Which lines in the records below contain the word "stor"? Report each of them.

> **Web page and app entries**:
+===+
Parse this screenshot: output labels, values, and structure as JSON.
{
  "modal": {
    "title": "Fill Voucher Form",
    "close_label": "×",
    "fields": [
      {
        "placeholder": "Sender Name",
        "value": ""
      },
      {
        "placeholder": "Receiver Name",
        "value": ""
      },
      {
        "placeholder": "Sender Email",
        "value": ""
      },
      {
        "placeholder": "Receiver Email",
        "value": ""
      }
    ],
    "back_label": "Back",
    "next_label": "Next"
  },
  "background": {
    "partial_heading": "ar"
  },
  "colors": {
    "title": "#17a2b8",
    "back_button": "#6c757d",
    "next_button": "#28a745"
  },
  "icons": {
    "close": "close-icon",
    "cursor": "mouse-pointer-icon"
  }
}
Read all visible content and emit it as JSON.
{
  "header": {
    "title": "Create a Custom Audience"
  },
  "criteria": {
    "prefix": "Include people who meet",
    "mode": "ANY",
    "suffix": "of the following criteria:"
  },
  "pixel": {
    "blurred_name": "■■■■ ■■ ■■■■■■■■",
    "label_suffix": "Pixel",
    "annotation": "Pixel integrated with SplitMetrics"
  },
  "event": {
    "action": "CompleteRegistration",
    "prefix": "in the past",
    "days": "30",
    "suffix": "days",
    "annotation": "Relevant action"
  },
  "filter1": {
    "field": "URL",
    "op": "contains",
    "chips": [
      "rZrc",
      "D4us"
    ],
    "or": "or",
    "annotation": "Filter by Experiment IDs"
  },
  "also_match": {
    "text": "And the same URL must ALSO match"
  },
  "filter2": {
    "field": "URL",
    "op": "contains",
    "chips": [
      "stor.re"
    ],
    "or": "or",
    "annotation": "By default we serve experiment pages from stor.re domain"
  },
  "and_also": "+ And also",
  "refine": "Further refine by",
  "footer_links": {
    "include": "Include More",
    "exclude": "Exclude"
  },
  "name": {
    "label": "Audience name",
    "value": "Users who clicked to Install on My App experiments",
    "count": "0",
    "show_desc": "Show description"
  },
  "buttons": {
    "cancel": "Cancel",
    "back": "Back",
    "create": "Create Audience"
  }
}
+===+
> **REPLY TO THE TASK**:
      "stor.re"
    "annotation": "By default we serve experiment pages from stor.re domain"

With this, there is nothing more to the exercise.